Clay Calvert Comments on Presidential Defamation and Extremist Speaker Visits to College Campuses
Clay Calvert, director of the Marion B. Brechner First Amendment Project at the University of Florida College of Journalism and Communications, was quoted in Erik Wemple’s opinion column, “Did President Trump Defame the Red Hen?,” published in The Washington Post on June 25.
Wemple recounts Sarah Huckabee Sanders’ expulsion from a Lexington, Virginia, restaurant and the ensuing negative tweets about the restaurant by President Trump.
Calvert said “if he had said there were rats in the kitchen or that the restaurant used spoiled food, that would be a very different — and likely actionable — matter.”
Calvert was also quoted in “U.S. Universities Battle ‘Exploitation’ by Extremist Speaker” published in UK newspaper The Times Higher Education section on June 20. The article focuses on white supremacist Richard Spencer’s controversial visit to speak at UF and the high cost colleges can pay to maintain a secure environment.
“Mr. Spencer definitely raises huge First Amendment-based free speech questions for public universities across the United States,” said Calvert. “Key exceptions to speech protected by the First Amendment include speech likely to incite others to violence. But Mr. Spencer is very savvy and never comes close to crossing that incitement to violence line.”

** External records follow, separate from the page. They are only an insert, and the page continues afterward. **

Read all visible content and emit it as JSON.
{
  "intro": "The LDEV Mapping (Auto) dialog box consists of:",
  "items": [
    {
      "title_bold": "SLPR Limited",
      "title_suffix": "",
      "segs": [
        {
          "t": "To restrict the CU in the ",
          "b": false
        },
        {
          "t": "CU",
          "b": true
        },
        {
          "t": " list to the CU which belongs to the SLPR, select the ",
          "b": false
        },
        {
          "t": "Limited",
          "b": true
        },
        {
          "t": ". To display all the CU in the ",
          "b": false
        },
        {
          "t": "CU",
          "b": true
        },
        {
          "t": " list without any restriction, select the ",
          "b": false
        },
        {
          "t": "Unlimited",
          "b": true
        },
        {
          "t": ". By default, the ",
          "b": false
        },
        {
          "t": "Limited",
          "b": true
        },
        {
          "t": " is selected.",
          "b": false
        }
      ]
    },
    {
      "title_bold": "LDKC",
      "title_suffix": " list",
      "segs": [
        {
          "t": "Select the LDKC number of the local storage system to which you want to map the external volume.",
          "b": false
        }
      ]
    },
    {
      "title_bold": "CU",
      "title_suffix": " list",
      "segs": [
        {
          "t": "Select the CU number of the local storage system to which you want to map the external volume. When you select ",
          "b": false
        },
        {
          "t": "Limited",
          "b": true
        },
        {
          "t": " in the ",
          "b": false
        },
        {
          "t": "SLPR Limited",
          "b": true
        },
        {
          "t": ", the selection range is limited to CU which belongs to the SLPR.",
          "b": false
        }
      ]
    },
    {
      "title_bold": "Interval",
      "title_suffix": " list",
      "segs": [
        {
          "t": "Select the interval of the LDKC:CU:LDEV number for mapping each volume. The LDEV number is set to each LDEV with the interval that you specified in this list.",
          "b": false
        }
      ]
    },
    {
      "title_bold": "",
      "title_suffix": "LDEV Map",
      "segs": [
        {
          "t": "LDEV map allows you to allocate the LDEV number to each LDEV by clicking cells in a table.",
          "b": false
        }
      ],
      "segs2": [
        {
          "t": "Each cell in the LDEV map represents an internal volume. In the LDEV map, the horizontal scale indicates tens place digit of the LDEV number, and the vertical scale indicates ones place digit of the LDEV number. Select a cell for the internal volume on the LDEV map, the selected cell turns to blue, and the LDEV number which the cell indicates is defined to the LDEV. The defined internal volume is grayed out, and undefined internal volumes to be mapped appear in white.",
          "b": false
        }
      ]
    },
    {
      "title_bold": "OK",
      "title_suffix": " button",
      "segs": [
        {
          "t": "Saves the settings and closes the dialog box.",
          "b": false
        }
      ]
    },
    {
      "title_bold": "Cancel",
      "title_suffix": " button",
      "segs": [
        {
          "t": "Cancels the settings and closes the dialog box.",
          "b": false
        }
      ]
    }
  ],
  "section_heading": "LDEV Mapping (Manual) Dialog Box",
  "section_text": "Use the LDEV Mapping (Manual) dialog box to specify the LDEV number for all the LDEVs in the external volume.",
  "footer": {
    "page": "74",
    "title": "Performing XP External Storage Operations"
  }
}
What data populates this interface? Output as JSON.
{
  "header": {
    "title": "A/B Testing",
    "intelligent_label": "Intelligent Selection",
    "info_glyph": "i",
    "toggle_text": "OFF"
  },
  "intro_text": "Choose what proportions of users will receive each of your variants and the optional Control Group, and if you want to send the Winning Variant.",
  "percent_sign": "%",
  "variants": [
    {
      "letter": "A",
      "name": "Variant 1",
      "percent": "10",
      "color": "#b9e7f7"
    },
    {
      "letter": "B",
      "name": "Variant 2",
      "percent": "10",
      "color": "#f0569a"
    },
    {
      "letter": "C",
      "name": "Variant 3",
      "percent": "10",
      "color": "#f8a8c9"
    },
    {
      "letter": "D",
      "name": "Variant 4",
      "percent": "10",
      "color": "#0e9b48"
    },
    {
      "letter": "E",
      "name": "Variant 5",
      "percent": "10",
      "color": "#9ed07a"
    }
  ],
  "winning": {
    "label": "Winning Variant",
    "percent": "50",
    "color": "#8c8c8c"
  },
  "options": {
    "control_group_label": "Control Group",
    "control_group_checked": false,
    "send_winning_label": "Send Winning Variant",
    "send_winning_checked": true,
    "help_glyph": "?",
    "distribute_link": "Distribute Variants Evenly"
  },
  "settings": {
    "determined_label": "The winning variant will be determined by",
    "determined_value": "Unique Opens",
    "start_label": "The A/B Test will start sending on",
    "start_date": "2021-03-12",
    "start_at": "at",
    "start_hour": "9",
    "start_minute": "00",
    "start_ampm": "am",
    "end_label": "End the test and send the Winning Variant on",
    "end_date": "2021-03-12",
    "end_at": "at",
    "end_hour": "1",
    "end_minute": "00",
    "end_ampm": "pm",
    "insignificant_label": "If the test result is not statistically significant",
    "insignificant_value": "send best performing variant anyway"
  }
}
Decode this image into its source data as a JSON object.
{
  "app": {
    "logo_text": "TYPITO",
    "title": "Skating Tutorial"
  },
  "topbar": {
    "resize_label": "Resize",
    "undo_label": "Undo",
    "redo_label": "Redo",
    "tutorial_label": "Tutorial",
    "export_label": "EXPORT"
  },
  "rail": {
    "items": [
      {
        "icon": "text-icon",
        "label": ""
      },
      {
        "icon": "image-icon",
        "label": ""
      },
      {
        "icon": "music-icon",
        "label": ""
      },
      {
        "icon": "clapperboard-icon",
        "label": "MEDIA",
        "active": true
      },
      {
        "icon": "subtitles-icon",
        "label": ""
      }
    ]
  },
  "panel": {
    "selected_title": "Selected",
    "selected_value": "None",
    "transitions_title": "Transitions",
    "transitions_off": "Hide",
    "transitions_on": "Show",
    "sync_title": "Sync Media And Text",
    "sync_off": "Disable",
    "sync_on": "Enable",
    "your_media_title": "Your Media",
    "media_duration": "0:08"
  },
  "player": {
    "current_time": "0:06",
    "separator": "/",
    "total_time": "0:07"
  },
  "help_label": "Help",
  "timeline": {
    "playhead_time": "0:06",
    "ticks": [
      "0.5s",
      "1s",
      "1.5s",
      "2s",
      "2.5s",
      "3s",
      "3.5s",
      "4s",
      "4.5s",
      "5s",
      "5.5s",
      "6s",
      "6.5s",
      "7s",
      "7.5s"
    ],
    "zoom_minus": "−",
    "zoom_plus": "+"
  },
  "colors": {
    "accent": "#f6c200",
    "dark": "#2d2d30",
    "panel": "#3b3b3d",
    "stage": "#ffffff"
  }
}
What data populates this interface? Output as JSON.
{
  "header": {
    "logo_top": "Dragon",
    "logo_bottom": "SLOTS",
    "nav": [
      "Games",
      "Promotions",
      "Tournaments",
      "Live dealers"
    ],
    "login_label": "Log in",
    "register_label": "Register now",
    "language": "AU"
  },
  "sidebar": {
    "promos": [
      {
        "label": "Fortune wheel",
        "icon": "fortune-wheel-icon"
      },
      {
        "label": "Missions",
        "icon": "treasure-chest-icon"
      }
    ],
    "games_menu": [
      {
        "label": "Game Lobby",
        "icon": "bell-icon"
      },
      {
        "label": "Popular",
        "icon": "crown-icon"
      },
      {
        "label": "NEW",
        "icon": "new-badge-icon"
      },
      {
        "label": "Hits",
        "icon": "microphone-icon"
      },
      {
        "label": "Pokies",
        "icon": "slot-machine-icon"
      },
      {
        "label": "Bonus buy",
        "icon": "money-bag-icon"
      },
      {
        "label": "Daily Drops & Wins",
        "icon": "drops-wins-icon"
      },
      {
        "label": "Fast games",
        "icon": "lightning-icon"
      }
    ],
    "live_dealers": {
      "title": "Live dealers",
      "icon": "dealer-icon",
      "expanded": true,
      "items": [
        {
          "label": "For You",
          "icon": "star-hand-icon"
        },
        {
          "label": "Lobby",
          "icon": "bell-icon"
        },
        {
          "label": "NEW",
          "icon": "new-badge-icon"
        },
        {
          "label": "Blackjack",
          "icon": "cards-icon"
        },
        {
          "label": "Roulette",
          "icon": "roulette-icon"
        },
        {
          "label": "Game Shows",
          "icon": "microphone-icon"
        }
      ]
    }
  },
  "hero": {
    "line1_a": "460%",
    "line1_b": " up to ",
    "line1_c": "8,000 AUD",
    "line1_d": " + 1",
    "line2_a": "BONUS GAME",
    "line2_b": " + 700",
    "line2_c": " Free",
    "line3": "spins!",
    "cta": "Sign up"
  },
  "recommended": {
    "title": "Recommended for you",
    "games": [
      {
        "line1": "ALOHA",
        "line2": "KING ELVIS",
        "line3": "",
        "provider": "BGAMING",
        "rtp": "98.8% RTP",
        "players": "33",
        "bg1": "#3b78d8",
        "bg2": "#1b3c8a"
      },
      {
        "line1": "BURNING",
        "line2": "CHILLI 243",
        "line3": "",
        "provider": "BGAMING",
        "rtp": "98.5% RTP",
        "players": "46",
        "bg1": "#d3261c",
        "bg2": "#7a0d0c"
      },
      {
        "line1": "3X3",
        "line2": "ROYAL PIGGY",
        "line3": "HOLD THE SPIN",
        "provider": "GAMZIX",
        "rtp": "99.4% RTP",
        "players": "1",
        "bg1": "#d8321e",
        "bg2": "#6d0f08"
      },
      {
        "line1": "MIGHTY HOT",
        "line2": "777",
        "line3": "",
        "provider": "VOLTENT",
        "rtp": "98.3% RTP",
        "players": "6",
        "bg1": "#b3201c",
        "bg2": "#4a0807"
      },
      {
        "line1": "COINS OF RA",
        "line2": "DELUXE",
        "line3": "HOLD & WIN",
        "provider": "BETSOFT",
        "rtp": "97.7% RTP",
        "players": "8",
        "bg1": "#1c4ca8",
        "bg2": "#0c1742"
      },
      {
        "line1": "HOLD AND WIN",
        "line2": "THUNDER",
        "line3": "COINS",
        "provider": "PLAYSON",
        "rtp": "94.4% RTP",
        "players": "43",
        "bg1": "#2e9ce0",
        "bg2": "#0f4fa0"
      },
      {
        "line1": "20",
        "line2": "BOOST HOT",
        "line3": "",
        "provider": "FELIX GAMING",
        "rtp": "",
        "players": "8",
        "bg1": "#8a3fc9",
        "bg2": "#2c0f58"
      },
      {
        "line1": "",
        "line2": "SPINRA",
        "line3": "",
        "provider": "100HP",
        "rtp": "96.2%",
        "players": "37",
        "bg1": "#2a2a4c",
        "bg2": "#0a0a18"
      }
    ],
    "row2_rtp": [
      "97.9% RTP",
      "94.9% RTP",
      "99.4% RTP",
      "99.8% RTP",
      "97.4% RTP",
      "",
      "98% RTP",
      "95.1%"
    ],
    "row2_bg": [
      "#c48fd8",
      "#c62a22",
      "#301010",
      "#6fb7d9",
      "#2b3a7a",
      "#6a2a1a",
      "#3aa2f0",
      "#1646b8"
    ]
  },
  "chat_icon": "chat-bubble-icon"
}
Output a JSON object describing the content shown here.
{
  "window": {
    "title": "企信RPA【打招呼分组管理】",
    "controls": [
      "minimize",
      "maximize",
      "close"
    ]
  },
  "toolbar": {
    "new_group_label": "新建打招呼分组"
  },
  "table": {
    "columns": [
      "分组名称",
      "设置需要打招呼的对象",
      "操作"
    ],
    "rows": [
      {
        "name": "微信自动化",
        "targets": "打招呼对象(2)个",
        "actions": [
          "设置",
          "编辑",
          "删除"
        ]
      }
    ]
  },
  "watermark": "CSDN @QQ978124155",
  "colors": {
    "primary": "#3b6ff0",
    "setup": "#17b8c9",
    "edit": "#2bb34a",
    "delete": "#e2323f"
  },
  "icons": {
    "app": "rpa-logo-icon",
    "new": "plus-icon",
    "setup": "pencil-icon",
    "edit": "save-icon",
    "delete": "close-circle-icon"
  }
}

He states that public university campuses today may view free speech as more of a weapon than a tool of a democratic society. He adds that a university is supposed to be a marketplace of ideas where you can debate any topic or idea.
The article references an essay Calvert wrote for the First Amendment Law Review. In it, Calvert states “the collapse of conversations on public university campuses and the rise of attitudes in favor of stifling speakers are profoundly troubling developments, and it is equally worrisome that educational institutions are being exploited and held financially hostage in the name of the First Amendment by extremist speakers.”